How many lines of the listing below contain the word "icon"? Reply with that number alone.

..........

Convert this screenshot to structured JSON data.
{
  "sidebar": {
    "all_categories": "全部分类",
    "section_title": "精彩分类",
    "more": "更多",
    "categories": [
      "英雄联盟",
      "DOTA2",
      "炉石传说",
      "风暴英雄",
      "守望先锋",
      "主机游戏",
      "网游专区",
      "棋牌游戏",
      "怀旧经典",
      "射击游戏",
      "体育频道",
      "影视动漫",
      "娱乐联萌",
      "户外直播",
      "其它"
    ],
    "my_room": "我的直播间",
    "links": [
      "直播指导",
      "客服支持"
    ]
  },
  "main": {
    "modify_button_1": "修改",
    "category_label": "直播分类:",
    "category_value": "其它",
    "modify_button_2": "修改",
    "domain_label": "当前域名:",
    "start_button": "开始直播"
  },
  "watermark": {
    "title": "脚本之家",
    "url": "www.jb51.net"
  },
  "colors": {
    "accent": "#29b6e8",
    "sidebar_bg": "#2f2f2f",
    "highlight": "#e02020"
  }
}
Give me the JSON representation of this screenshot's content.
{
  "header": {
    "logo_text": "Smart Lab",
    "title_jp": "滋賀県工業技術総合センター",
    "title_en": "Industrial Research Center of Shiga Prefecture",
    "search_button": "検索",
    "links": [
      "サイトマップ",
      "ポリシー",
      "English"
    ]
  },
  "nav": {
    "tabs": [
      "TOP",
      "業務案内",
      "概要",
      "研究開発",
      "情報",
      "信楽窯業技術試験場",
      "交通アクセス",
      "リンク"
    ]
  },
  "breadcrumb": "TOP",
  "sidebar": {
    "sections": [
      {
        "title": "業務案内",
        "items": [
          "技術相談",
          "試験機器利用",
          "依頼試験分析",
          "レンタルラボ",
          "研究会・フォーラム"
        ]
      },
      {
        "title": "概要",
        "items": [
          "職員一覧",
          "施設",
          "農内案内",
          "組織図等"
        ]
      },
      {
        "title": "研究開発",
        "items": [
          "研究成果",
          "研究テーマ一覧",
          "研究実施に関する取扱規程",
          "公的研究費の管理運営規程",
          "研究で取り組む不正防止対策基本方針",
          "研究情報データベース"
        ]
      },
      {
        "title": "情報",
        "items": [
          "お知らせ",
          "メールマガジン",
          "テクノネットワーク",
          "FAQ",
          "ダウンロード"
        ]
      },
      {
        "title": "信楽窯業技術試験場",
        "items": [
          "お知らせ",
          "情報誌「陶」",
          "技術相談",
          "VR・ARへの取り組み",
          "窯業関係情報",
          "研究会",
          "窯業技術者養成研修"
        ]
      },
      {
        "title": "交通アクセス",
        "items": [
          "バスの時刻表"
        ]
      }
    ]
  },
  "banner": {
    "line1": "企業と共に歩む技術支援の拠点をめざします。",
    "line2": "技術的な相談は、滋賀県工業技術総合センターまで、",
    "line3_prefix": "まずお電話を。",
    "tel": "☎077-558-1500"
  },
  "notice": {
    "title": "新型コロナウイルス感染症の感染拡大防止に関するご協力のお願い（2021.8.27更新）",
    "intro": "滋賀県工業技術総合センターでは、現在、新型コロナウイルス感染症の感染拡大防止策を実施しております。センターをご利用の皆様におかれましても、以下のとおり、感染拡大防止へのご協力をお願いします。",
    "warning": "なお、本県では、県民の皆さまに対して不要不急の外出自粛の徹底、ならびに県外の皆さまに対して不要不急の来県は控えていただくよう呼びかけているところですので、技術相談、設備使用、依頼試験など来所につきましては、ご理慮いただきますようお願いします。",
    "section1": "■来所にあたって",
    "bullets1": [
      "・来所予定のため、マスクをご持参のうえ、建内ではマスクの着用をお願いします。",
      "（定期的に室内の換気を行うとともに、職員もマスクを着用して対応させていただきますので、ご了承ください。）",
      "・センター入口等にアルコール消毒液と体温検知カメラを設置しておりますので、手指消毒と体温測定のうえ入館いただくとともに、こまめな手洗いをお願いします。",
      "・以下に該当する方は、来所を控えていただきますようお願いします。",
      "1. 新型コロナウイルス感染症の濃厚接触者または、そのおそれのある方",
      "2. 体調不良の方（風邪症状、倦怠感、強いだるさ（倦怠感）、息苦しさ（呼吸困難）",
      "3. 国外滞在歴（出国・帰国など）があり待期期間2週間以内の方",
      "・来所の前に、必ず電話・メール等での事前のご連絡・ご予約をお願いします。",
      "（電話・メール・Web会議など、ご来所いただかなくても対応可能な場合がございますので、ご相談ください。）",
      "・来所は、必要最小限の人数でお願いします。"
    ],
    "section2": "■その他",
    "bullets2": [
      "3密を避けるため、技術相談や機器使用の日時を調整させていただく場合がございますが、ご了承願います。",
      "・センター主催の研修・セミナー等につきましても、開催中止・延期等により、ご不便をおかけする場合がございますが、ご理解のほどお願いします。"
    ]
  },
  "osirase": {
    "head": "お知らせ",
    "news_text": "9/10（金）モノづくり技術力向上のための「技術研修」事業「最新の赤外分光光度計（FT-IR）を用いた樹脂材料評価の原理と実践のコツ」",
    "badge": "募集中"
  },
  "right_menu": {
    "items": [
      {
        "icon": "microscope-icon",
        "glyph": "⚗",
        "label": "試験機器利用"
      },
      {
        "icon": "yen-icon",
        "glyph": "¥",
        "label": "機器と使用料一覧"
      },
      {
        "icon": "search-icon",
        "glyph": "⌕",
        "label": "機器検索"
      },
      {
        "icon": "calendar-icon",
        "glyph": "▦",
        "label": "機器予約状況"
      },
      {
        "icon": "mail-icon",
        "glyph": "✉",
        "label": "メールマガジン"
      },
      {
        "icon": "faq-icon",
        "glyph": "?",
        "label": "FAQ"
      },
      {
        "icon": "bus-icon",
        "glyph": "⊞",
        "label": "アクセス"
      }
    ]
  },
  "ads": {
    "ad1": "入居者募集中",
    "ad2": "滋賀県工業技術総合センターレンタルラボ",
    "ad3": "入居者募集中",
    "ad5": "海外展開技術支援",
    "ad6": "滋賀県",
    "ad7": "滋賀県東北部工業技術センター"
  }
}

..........

- RESULT OF THE EXERCISE
7